Surety bonds: A surety agency will always run a credit check on any bond seeker. For certain types of bonds, they may also require extensive financial documentation. A good surety agency will work to streamline the process and minimize the burden on applicants. Nonetheless, expect obtaining a surety bond to be more involved than obtaining an insurance policy.
Covering Your Business
One reason people confuse surety bonds vs insurance policies is that they often need both – and for similar reasons. Take construction companies, for example. Construction contracts frequently include surety bond requirements, which protect the project owner (the obligee) should the contractor fail to meet expectations. Contracts also mandate certain levels of insurance coverage a contractor must have as protection against things going wrong. Winning the contract means getting the right surety bonds and having adequate levels of insurance coverage, but otherwise, the surety bonds and the insurance policy do not overlap in any way.
For professionals and business owners focused more on attracting customers and completing work, the obligation to get surety bonds on top of insurance coverage can feel like an unwelcome burden, not to mention an unwanted cost.
Surety bonds may be an obligation, but they don’t have to be an obstacle. The key is to find the right surety bond partner: one that can issue all the bonds you need and make the process simple and straightforward every time. Rely on the surety agency to take the hassle out of bonding so that it’s not a distraction and it never puts business opportunities at risk.
Keeping Costs Low
Many businesses require both surety bonds and insurance policies, so they want to keep the cost of both as low as possible. A principal has some control over the costs of the bonds, as there are several ways to manage and even reduce surety bond costs. Your first step would be to find the right surety agency to work with. Surety bond prices can vary by huge margins. Some companies charge drastically more than others without providing any extra value in return. That’s why it’s important to work with a trusted agency with an established reputation and the resources to keep costs low for all applicants.

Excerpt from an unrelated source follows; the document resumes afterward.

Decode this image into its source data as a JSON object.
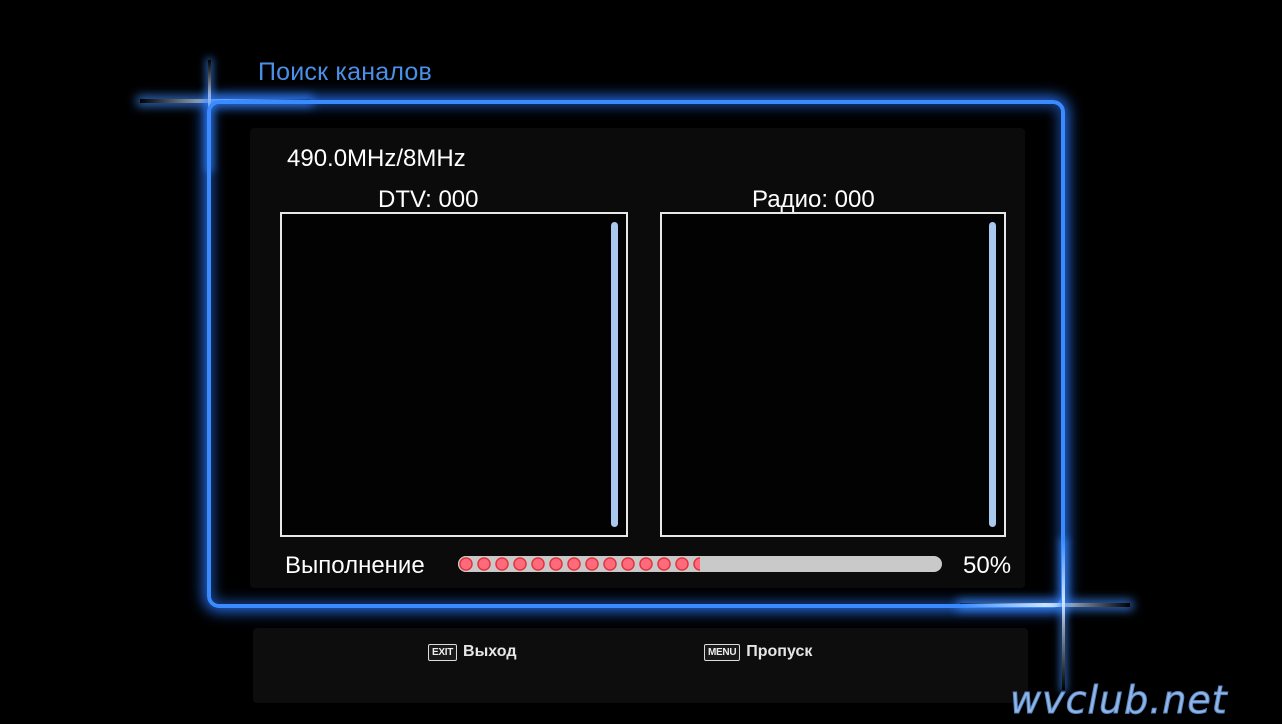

The second way to manage surety bond costs is with creditworthiness. In general, the lower the credit score the higher the bond cost. Bonds will cost more to obtain and cost more to renew (when necessary) for people with a credit score below 700 or with something like bankruptcy on their financial record. Improving credit scores between bond renewals can lead to lower premiums each time.
The final and most important way to manage surety bond costs is by avoiding claims whenever possible. Since the bondholder is financially liable for all claims, and those claims can be substantial in some cases, any claim that leads to a settlement represents a significant financial loss. The losses grow even larger when interest and fees are added to the settlement amount. Therefore, it’s vital to understand what actions or behaviors could lead to claims against the bond, then avoid those at all costs.
Bond Vs. Insurance Policy – Securing The Right Surety Bond
Viking Bond Service has many years of experience helping businesses and individuals obtain an affordable surety bond.
We serve customers in all 50 states, we issue most types of surety bonds, and we deliver quotes in as little as 24 hours. Our team goes adobe and beyond to make bonding easy for all. Contact us today for all of your surety bond needs.